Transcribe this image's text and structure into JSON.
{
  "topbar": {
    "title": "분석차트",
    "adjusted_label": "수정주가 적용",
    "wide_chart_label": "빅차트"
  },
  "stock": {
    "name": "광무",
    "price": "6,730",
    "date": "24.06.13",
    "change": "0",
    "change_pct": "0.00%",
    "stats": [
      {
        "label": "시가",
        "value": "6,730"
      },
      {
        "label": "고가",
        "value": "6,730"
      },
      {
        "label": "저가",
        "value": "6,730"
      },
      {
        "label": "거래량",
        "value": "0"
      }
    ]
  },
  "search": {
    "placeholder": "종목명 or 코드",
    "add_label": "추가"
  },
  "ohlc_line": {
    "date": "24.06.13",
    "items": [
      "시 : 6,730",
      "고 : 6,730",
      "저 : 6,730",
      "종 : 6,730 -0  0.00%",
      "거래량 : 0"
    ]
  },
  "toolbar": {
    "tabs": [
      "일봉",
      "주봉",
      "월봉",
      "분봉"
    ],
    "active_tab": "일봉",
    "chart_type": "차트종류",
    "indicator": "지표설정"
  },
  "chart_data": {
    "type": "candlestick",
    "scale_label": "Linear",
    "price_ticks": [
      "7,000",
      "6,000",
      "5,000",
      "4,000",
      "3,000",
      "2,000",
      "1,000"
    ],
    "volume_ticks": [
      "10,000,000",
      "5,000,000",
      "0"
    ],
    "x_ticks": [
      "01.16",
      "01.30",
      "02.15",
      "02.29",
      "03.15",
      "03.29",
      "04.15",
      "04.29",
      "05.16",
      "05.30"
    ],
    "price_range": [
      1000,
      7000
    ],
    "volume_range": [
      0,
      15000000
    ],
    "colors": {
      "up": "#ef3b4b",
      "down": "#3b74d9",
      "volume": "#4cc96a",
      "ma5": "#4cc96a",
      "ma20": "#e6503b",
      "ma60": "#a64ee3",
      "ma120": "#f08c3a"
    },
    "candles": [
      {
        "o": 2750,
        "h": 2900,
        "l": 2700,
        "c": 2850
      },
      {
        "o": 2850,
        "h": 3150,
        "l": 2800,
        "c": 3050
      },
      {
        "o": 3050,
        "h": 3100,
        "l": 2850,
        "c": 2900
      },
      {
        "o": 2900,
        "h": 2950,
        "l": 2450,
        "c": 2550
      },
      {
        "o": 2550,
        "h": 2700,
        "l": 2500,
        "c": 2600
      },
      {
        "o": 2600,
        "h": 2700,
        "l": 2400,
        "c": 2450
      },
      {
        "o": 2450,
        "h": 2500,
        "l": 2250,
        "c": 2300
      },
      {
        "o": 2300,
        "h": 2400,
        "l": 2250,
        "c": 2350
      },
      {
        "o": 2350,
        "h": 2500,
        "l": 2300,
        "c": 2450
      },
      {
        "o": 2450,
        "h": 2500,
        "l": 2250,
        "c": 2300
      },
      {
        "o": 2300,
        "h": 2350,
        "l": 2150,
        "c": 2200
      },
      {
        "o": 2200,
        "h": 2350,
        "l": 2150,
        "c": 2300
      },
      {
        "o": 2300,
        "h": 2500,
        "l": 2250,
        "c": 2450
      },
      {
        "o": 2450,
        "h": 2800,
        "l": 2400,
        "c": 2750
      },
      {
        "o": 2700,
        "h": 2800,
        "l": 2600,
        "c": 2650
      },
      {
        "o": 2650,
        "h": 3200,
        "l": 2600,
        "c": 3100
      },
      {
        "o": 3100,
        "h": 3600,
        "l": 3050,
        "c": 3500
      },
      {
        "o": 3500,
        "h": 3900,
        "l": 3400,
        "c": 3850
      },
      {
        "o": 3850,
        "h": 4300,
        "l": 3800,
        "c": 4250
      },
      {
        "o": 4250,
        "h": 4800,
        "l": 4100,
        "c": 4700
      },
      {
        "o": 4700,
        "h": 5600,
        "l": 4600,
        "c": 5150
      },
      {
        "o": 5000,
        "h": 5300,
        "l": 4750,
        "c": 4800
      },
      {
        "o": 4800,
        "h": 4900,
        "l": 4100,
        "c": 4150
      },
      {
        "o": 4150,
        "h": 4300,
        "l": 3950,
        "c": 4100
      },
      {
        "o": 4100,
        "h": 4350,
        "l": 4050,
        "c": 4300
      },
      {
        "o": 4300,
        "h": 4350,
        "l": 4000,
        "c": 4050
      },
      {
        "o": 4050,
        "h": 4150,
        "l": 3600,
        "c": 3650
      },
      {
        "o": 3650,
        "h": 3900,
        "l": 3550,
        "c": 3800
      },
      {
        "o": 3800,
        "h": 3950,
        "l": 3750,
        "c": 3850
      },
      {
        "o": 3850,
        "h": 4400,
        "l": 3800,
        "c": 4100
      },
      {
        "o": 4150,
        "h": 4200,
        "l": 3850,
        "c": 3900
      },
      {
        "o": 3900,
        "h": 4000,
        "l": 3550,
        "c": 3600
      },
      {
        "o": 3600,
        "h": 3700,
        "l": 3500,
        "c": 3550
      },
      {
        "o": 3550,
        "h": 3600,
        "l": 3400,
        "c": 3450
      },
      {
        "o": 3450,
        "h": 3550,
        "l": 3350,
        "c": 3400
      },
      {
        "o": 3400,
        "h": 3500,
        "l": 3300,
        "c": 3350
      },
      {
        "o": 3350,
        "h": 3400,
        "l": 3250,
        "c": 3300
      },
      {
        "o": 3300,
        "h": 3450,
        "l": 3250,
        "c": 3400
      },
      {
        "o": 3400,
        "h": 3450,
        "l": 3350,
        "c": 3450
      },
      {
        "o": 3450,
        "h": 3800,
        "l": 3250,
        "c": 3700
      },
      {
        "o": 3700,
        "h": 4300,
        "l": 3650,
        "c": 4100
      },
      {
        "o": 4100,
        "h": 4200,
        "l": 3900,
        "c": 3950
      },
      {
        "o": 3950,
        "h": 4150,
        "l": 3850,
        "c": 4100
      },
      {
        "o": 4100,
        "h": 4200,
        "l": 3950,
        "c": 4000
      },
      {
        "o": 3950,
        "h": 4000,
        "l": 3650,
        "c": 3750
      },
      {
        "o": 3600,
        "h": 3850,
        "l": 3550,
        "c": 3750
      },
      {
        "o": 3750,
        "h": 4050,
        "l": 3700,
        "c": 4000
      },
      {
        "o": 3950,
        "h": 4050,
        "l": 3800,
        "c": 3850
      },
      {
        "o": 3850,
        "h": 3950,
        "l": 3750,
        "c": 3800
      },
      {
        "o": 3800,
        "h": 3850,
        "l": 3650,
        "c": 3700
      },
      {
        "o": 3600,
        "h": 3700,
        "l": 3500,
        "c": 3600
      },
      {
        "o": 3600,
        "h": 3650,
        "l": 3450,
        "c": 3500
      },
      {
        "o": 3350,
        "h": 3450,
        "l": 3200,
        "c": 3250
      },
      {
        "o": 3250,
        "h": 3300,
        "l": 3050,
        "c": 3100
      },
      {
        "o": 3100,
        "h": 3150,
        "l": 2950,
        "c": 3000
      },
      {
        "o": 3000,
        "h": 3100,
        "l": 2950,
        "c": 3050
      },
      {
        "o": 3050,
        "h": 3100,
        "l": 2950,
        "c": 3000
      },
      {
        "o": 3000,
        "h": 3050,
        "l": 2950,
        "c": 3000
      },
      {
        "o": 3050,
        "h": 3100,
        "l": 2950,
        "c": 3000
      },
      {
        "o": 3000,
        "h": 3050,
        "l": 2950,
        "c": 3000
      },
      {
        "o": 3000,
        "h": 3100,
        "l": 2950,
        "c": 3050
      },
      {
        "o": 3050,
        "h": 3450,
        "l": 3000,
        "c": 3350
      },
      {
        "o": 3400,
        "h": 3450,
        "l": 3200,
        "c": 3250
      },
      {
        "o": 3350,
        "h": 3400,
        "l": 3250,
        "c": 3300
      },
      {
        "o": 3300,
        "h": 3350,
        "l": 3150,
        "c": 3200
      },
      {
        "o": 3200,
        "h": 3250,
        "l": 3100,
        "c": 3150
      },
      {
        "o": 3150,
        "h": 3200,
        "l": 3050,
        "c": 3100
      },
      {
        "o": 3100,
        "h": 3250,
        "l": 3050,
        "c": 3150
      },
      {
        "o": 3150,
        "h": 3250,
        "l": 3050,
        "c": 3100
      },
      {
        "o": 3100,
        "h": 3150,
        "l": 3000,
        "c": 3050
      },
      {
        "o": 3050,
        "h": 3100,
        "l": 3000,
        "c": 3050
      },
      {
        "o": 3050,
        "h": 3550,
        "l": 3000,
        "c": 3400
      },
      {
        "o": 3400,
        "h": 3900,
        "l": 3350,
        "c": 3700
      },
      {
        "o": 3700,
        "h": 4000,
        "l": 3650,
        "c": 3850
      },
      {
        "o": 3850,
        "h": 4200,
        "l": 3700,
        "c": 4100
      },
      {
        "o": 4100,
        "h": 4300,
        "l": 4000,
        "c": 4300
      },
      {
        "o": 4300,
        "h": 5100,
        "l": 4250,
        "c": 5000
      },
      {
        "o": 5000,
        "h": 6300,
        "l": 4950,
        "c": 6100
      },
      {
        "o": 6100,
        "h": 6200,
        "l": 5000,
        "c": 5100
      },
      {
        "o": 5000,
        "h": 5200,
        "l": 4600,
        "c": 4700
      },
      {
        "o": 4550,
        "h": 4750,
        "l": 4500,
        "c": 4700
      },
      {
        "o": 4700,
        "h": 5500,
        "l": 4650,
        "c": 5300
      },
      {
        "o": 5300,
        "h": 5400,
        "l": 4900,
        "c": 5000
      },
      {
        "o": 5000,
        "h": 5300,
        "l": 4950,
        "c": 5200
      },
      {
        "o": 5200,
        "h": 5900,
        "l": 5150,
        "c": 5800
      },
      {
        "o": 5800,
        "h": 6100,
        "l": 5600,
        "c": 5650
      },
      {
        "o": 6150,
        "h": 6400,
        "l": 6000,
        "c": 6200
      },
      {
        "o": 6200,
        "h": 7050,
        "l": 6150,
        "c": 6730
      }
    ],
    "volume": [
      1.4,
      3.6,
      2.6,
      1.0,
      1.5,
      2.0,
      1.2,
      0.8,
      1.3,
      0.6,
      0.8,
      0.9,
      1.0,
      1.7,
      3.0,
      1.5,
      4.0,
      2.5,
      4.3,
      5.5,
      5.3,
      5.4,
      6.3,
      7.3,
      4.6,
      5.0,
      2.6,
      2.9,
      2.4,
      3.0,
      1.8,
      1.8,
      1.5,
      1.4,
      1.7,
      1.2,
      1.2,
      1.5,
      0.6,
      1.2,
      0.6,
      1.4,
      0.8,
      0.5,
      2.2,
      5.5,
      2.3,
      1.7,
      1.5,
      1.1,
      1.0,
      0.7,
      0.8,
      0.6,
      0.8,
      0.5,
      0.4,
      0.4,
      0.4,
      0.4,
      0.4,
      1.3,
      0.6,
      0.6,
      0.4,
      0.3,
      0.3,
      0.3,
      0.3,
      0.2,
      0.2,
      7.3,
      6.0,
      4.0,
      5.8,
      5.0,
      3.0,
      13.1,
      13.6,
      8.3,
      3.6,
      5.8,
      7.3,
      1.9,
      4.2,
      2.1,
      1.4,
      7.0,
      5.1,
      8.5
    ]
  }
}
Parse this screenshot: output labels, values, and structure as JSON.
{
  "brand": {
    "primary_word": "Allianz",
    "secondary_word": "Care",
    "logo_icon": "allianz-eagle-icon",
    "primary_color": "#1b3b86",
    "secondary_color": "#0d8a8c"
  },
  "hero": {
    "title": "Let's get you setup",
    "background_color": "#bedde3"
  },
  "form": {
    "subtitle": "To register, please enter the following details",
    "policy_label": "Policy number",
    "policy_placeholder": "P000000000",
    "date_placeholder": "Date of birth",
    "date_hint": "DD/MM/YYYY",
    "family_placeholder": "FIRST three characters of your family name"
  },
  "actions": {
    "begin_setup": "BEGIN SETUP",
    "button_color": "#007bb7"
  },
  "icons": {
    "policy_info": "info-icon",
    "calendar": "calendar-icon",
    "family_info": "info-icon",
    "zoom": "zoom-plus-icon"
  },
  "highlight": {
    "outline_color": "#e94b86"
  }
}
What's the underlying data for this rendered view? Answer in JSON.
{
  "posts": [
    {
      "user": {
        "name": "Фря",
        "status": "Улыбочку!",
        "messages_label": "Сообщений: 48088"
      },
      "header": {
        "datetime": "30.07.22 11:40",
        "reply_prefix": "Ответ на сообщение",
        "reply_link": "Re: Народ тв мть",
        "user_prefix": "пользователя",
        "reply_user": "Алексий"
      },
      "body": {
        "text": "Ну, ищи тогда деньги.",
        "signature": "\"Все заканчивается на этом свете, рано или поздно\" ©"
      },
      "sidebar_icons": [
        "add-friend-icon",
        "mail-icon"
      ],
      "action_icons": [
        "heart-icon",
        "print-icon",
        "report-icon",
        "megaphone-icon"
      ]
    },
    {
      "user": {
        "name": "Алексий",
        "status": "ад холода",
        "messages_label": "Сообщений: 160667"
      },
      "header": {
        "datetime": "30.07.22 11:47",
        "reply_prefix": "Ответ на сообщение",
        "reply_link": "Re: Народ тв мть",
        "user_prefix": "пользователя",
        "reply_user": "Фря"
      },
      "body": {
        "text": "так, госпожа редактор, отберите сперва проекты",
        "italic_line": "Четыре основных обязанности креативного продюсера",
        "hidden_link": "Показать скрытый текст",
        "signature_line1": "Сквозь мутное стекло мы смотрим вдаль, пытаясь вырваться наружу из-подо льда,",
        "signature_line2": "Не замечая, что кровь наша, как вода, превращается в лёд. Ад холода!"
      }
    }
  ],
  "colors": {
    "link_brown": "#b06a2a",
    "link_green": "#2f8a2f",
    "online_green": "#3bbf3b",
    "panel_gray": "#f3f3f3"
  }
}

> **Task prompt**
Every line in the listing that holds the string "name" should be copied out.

> **Solution to the problem**
    "name": "광무",
    "family_placeholder": "FIRST three characters of your family name"
        "name": "Фря",
        "name": "Алексий",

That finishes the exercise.